I have known about this for a long time, but now that I actually have the car and am confronted with this on a daily basis, I am just astonished by this huge oversight.

pmeester | February 22, 2014

Hi All that have a positive look on things.

These discussions always end with people that like to complain.

For 20 Euro and 10 minutes time I did indeed make my own connector. It's easy and it does the job, So I can charge at 32A 380V CEE outlets.

Dont' worry, be happy and please don't whine!

Jolinar | February 22, 2014

yes, you can do that, but why the heck does not Tesla do it instead? Also Mennekes adapter as @pebell suggests would be also appreciated. Why Tesla in Europe don't have this really basic items? Elon in recent Q&A said they have some charging issues in Europe.

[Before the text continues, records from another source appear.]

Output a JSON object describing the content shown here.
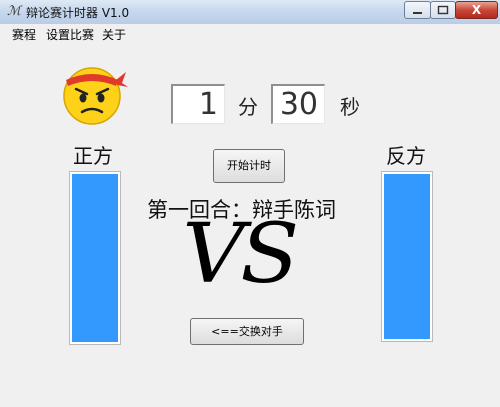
{
  "window": {
    "title": "辩论赛计时器 V1.0",
    "close_glyph": "X"
  },
  "menu": {
    "items": [
      {
        "label": "赛程"
      },
      {
        "label": "设置比赛"
      },
      {
        "label": "关于"
      }
    ]
  },
  "timer": {
    "minutes": "1",
    "minute_unit": "分",
    "seconds": "30",
    "second_unit": "秒"
  },
  "controls": {
    "start_label": "开始计时",
    "swap_label": "<==交换对手"
  },
  "sides": {
    "left_label": "正方",
    "right_label": "反方",
    "left_bar_level": 1.0,
    "right_bar_level": 1.0,
    "bar_color": "#3399ff"
  },
  "round": {
    "text": "第一回合：辩手陈词",
    "vs": "VS"
  },
  "icons": {
    "app": "app-logo-icon",
    "avatar": "angry-face-headband-avatar"
  }
}
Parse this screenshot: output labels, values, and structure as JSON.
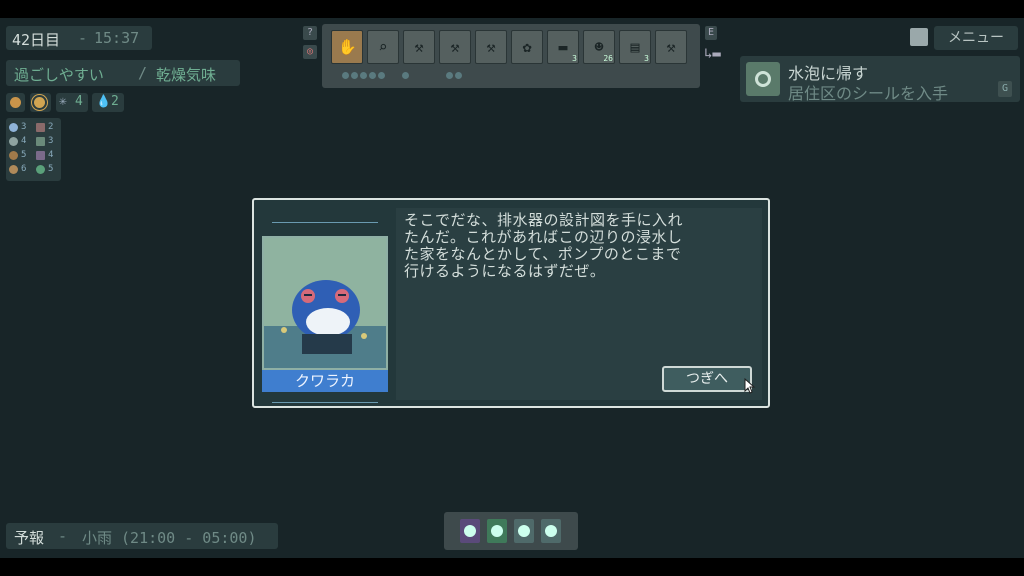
{
  "hud": {
    "day": "42日目",
    "sep": "-",
    "time": "15:37",
    "weather_a": "過ごしやすい",
    "weather_sep": "/",
    "weather_b": "乾燥気味",
    "stats": [
      {
        "icon": "sun-orb-icon",
        "value": ""
      },
      {
        "icon": "sun-icon",
        "value": ""
      },
      {
        "icon": "snowflake-icon",
        "value": "4"
      },
      {
        "icon": "water-drop-icon",
        "value": "2"
      }
    ],
    "inventory": [
      {
        "icon": "moon-icon",
        "count": "3"
      },
      {
        "icon": "brick-icon",
        "count": "2"
      },
      {
        "icon": "orb-icon",
        "count": "4"
      },
      {
        "icon": "grid-icon",
        "count": "3"
      },
      {
        "icon": "seed-icon",
        "count": "5"
      },
      {
        "icon": "leaf-icon",
        "count": "4"
      },
      {
        "icon": "stone-icon",
        "count": "6"
      },
      {
        "icon": "clover-icon",
        "count": "5"
      }
    ],
    "side_keys": [
      "?",
      "◎"
    ],
    "e_key": "E",
    "menu_label": "メニュー"
  },
  "toolbar": {
    "slots": [
      {
        "icon": "hand-icon",
        "glyph": "✋",
        "count": ""
      },
      {
        "icon": "magnifier-icon",
        "glyph": "⌕",
        "count": ""
      },
      {
        "icon": "axe-icon",
        "glyph": "⚒",
        "count": ""
      },
      {
        "icon": "hoe-icon",
        "glyph": "⚒",
        "count": ""
      },
      {
        "icon": "shovel-icon",
        "glyph": "⚒",
        "count": ""
      },
      {
        "icon": "flower-icon",
        "glyph": "✿",
        "count": ""
      },
      {
        "icon": "blade-icon",
        "glyph": "▬",
        "count": "3"
      },
      {
        "icon": "frog-device-icon",
        "glyph": "☻",
        "count": "26"
      },
      {
        "icon": "panel-icon",
        "glyph": "▤",
        "count": "3"
      },
      {
        "icon": "hammer-icon",
        "glyph": "⚒",
        "count": ""
      }
    ]
  },
  "quest": {
    "title": "水泡に帰す",
    "subtitle": "居住区のシールを入手",
    "key": "G"
  },
  "dialog": {
    "speaker": "クワラカ",
    "text": "そこでだな、排水器の設計図を手に入れ\nたんだ。これがあればこの辺りの浸水し\nた家をなんとかして、ポンプのとこまで\n行けるようになるはずだぜ。",
    "next_label": "つぎへ"
  },
  "forecast": {
    "label": "予報",
    "sep": "-",
    "value": "小雨 (21:00 - 05:00)"
  },
  "hotbar": {
    "items": [
      "moon-seal-icon",
      "plant-seal-icon",
      "disc-seal-icon",
      "slash-seal-icon"
    ]
  },
  "colors": {
    "background": "#182528",
    "panel": "#2a3c3e",
    "accent_green": "#6fae92",
    "name_plate": "#3f7ecf"
  }
}
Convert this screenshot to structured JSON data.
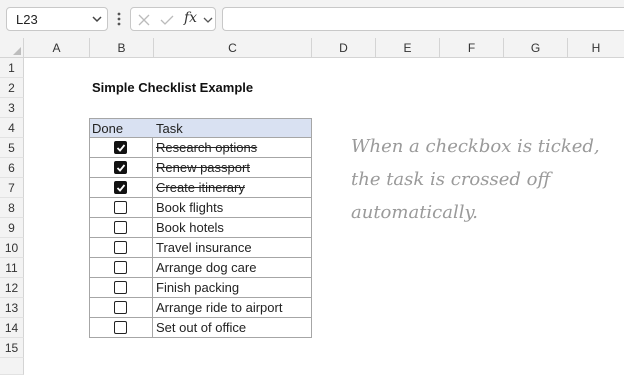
{
  "formula_bar": {
    "name_box": "L23",
    "fx_label": "fx",
    "formula_value": ""
  },
  "columns": [
    "A",
    "B",
    "C",
    "D",
    "E",
    "F",
    "G",
    "H"
  ],
  "rows": [
    "1",
    "2",
    "3",
    "4",
    "5",
    "6",
    "7",
    "8",
    "9",
    "10",
    "11",
    "12",
    "13",
    "14",
    "15"
  ],
  "title": "Simple Checklist Example",
  "table": {
    "headers": {
      "done": "Done",
      "task": "Task"
    },
    "tasks": [
      {
        "task": "Research options",
        "done": true
      },
      {
        "task": "Renew passport",
        "done": true
      },
      {
        "task": "Create itinerary",
        "done": true
      },
      {
        "task": "Book flights",
        "done": false
      },
      {
        "task": "Book hotels",
        "done": false
      },
      {
        "task": "Travel insurance",
        "done": false
      },
      {
        "task": "Arrange dog care",
        "done": false
      },
      {
        "task": "Finish packing",
        "done": false
      },
      {
        "task": "Arrange ride to airport",
        "done": false
      },
      {
        "task": "Set out of office",
        "done": false
      }
    ]
  },
  "note": "When a checkbox is ticked, the task is crossed off automatically."
}
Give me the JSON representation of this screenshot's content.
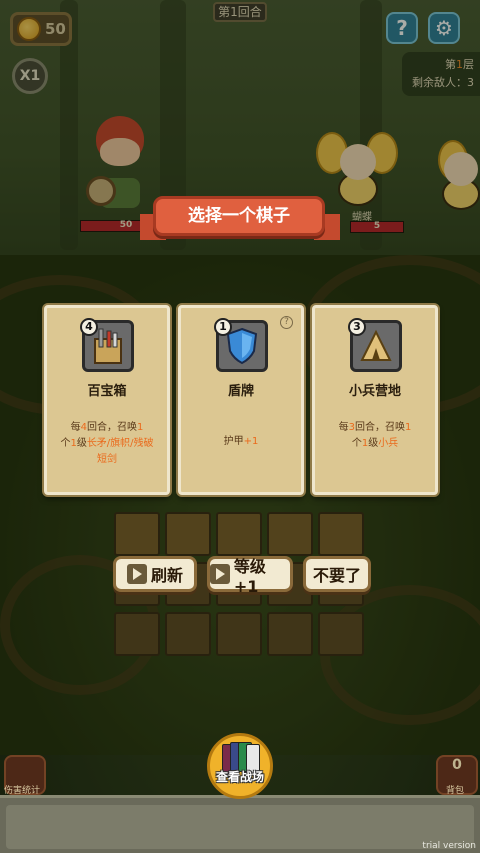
{
  "hud": {
    "coins": "50",
    "speed": "X1",
    "round": "第1回合",
    "floor": "第1层",
    "floor_label_prefix": "第",
    "floor_number": "1",
    "floor_label_suffix": "层",
    "enemies_left": "剩余敌人：3",
    "help_icon": "question-icon",
    "settings_icon": "gear-icon"
  },
  "battlefield": {
    "hero_hp": "50",
    "bee_name": "蝴蝶",
    "bee_hp": "5"
  },
  "dialog": {
    "title": "选择一个棋子",
    "cards": [
      {
        "level": "4",
        "icon": "treasure-box-icon",
        "name": "百宝箱",
        "desc_parts": [
          "每",
          "4",
          "回合，召唤",
          "1",
          "个",
          "1",
          "级",
          "长矛/旗帜/残破短剑"
        ]
      },
      {
        "level": "1",
        "icon": "shield-icon",
        "name": "盾牌",
        "desc_parts": [
          "护甲",
          "+1"
        ],
        "help": "?"
      },
      {
        "level": "3",
        "icon": "tent-icon",
        "name": "小兵营地",
        "desc_parts": [
          "每",
          "3",
          "回合，召唤",
          "1",
          "个",
          "1",
          "级",
          "小兵"
        ]
      }
    ],
    "buttons": {
      "refresh": "刷新",
      "level_up": "等级+1",
      "skip": "不要了"
    }
  },
  "bottom": {
    "view_battlefield": "查看战场",
    "left_label": "伤害统计",
    "right_label": "背包",
    "right_count": "0"
  },
  "watermark": "trial version",
  "colors": {
    "accent_orange": "#ea6a1c",
    "ribbon": "#e0603f",
    "card_bg": "#dcc792",
    "hp_red": "#b8242a"
  }
}
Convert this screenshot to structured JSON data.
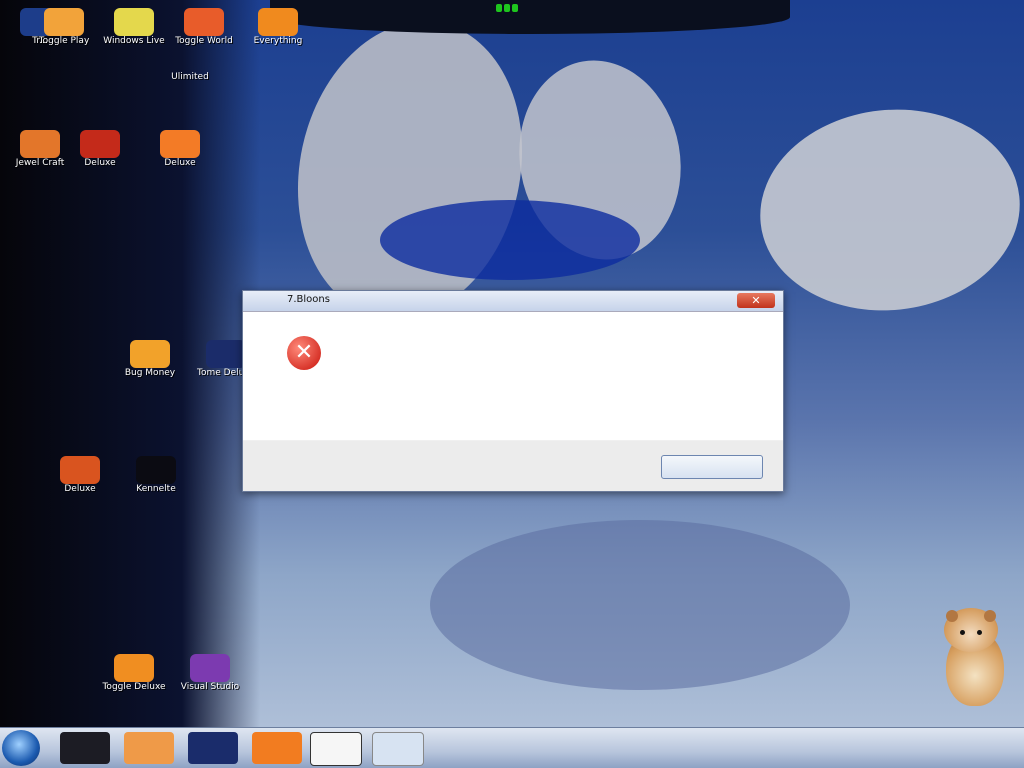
{
  "desktop": {
    "icons": [
      {
        "label": "Tr..."
      },
      {
        "label": "Toggle Play"
      },
      {
        "label": "Windows Live"
      },
      {
        "label": "Toggle World"
      },
      {
        "label": "Everything"
      },
      {
        "label": "Ulimited"
      },
      {
        "label": "Jewel Craft"
      },
      {
        "label": "Deluxe"
      },
      {
        "label": "Deluxe"
      },
      {
        "label": "Bug Money"
      },
      {
        "label": "Tome Deluxe"
      },
      {
        "label": "Deluxe"
      },
      {
        "label": "Kennelte"
      },
      {
        "label": "Toggle Deluxe"
      },
      {
        "label": "Visual Studio"
      }
    ]
  },
  "dialog": {
    "title": "7.Bloons",
    "close_glyph": "✕",
    "error_glyph": "✕",
    "message": "",
    "ok_label": ""
  },
  "taskbar": {
    "tray_text": ""
  }
}
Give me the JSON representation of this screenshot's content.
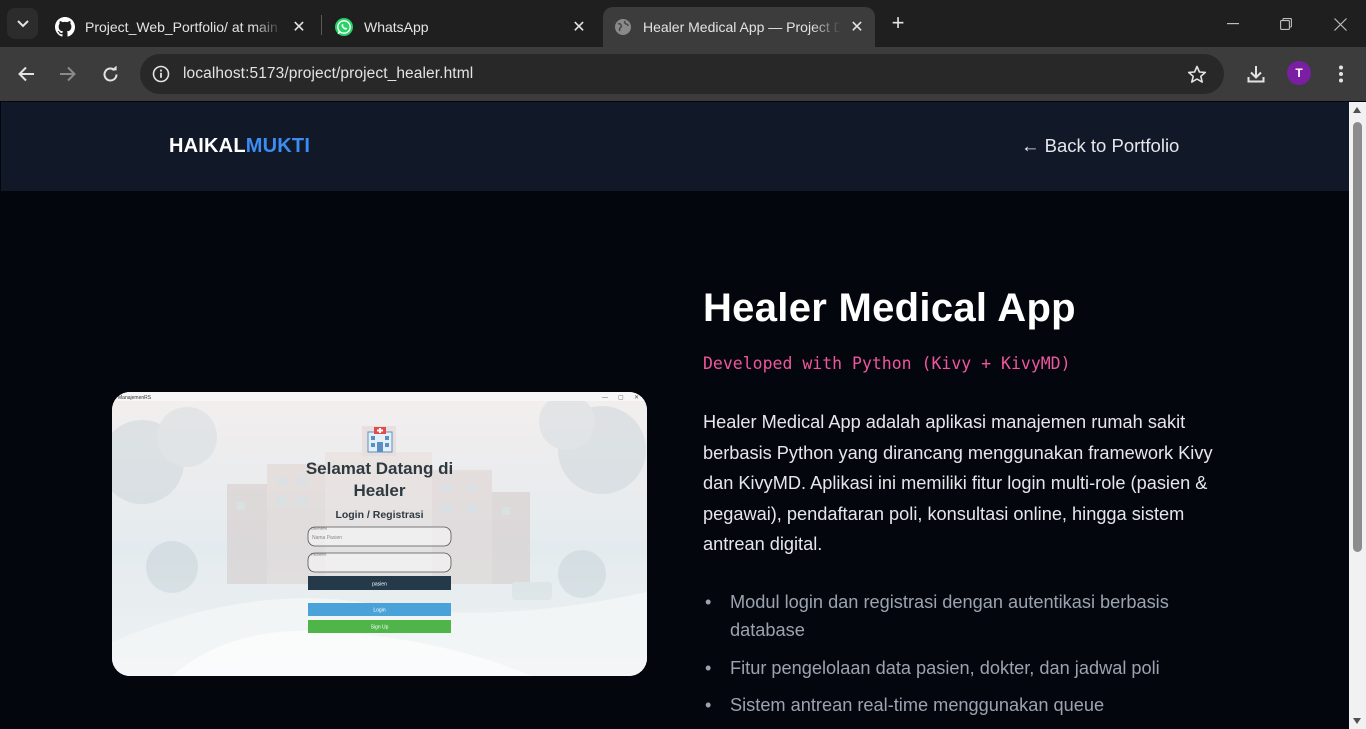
{
  "browser": {
    "tabs": [
      {
        "title": "Project_Web_Portfolio/ at main",
        "icon": "github-icon",
        "active": false
      },
      {
        "title": "WhatsApp",
        "icon": "whatsapp-icon",
        "active": false
      },
      {
        "title": "Healer Medical App — Project Detail",
        "icon": "globe-icon",
        "active": true
      }
    ],
    "url": "localhost:5173/project/project_healer.html",
    "profile_initial": "T",
    "profile_color": "#7b1fa2"
  },
  "site": {
    "logo_part1": "HAIKAL",
    "logo_part2": "MUKTI",
    "back_link": "← Back to Portfolio"
  },
  "project": {
    "title": "Healer Medical App",
    "tech": "Developed with Python (Kivy + KivyMD)",
    "description": "Healer Medical App adalah aplikasi manajemen rumah sakit berbasis Python yang dirancang menggunakan framework Kivy dan KivyMD. Aplikasi ini memiliki fitur login multi-role (pasien & pegawai), pendaftaran poli, konsultasi online, hingga sistem antrean digital.",
    "features": [
      "Modul login dan registrasi dengan autentikasi berbasis database",
      "Fitur pengelolaan data pasien, dokter, dan jadwal poli",
      "Sistem antrean real-time menggunakan queue"
    ],
    "screenshot": {
      "window_title": "ManajemenRS",
      "welcome": "Selamat Datang di Healer",
      "welcome_line1": "Selamat Datang di",
      "welcome_line2": "Healer",
      "subtitle": "Login / Registrasi",
      "username_label": "Username",
      "username_placeholder": "Nama Pasien",
      "password_label": "Password",
      "role_value": "pasien",
      "login_button": "Login",
      "signup_button": "Sign Up"
    }
  },
  "colors": {
    "accent_blue": "#3b8cf3",
    "accent_pink": "#f0569d",
    "header_bg": "#111827",
    "page_bg": "#03060d"
  }
}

He probably didn't mean this, but we can agree that Tesla should add Mennekes adapter and CEE 32A adapter on the list of charging issues.

The car is great, really, but charging accessories in Europe should be better. Now, we have 3 cables in the car instead of one universal (Mennekes to Mennekes, CEE16/Schuko to Mennekes and CEE32 to Mennekes) and that's sad :(

Captain_Zap | February 22, 2014

Only 3 cables and adapters? I am impressed! Our frunk has a large tub and all that is in it is adapters and cables. I lost count...

Jolinar | February 23, 2014

I don't mind adapters, but the cables. Is it what you want to show to general public? Of course not... EV should be easy to use, not to be bothered about whole lot of useless cables which only take a lot of trunk space. One universal cable with bunch of adapters should be enough.

I am disappointed that Tesla Roadster had UMC (universal mobile connector) capable of 16kW, while Model S has UMC capable of only 11kW. I was hoping that Tesla would be doing progress not the steps backward.

I don't know, maybe some laws and regulations have changed so they can't make UMC capable of 22kW? Ok, I would understand that, but that is not excuse for not providing CEE32 adapter which would be capable of only 16A! In the US Tesla have whole bunch of adapters (8 to be precise), but in the EU only 3? Why?

wn | April 10, 2014

1.: German "Drehstrom" is 3 phase 400v ENERGY:
2.: Because of safety rules in Germany car connectors are Type2
3.: I asked the Munich Dealer and he said, that the regular plug and cable is the Type 2 plug (also called "Mennekes" stecker/plug)
4.: Nearly all public loading stations of Germany have 230V Schuko and 400V Type 2 Plug ins. and also most of them offer the energy without fare.
So What is the problem?

Only at Munich airport I have seen, that there are installed no type 2, but Schuko (220V) and CEE(400V) red connectors! also without fare.
You must pay for parking in Parking lot 20.
But if You go shopping or dining in the airport, take the invoice and go to main information or main parking cashier and You get 5hrs free parking!